FC alerts us to an English language version of a story from Venezuela which reports that the guys who kidnapped Wilson Ramos were a bunch of amateurs. Like, literally amateurs. As FC notes, the more expansive Spanish language version of the report notes that only two of the six kidnappers had criminal records.
They were also amateurs in execution of the plot. They didn’t wear masks, allowing composite sketches to be made. A car was found, helping authorities ID the suspects. The time of day of the kidnapping meant that there were lots of witnesses. Master criminals they were not.
You know, as soon as the Ramos kidnapping was reported, a lot of people were tweeting and emailing me “Big Lebowski” quotes. That kind of thing was obviously in poor taste because Ramos was in real peril so I wasn’t about to give them voice around here. But now that he’s back safe and these guys were caught, I’m starting to think that, however inappropriate those comments were, they weren’t necessarily wrong.
All spring training there was at least some mild confusion about Nationals first baseman Ryan Zimmerman. He played in almost no regular big league spring training games, instead, staying on the back fields, playing in simulated and minor league contests. When that usually happens, it’s because a player is rehabbing or even hiding an injury, but the Nats insisted that was not the case with Zimmerman. Not everyone believed it. I, for one, was skeptical.
The skepticism was unwarranted, as Zimmerman answered the bell for Opening Day and has played all season. As Jared Diamond of the Wall Street Journal writes today, it was all by design. He skipped spring training because he doesn’t like it and because he thinks it’ll help him avoid late-season injuries and slowdowns, the likes of which he has suffered over the years.
It’s hard to really judge this now, of course. On the one hand Zimmerman has started really slow this season. What’s more, he has started to show signs of warming up only in the past week, after getting almost as many big league, full-speed plate appearances under his belt as a normal spring training would’ve given him. On the other hand, April is his worst month across his entire 14-year career, so one slow April doesn’t really prove anything and, again, Zimmerman and the Nats will consider this a success if he’s healthy and productive in August and September.
It is sort of a missed opportunity, though. Players hate spring training. They really do. if Zimmerman had made a big deal out of skipping it and came out raking this month, I bet a lot more teams would be amenable to letting a veteran or three take it much more easy next spring.

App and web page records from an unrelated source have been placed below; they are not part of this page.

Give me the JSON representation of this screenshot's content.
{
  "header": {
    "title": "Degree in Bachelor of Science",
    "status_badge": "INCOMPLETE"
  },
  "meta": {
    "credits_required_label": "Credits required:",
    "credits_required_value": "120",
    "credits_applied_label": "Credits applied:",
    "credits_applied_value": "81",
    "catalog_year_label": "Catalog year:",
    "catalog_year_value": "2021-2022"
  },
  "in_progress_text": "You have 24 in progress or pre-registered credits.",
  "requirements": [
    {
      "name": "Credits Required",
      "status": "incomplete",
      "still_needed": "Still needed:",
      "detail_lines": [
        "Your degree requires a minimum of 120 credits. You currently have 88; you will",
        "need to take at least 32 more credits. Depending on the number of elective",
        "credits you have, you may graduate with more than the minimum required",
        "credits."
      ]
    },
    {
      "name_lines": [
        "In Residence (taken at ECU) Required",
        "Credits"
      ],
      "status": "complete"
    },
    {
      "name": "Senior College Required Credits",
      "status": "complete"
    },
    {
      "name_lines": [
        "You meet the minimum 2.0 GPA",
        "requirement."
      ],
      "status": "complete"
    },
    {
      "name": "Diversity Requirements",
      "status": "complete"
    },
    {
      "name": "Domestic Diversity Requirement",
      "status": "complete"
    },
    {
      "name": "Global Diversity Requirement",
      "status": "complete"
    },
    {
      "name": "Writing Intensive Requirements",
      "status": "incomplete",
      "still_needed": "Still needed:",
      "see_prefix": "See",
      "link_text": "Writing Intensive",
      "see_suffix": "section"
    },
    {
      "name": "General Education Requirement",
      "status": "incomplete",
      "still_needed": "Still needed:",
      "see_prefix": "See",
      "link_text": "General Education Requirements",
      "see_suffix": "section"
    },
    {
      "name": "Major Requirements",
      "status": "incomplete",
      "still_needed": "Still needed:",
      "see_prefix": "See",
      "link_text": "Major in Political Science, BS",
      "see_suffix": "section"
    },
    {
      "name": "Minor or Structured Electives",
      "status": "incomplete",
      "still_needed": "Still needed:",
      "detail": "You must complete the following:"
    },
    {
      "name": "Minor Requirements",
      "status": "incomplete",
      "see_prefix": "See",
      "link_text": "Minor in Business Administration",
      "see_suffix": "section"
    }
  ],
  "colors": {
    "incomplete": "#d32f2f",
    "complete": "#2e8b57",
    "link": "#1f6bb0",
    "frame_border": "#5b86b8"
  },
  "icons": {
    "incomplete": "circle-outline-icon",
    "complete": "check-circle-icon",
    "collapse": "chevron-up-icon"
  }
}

Good ideas can be good ideas even if they don’t produce immediately obvious results, but baseball tends to encourage a copycat culture only when someone can point to a stat line or to standings as justification.
Way to ruin it for everyone, Ryan. 😉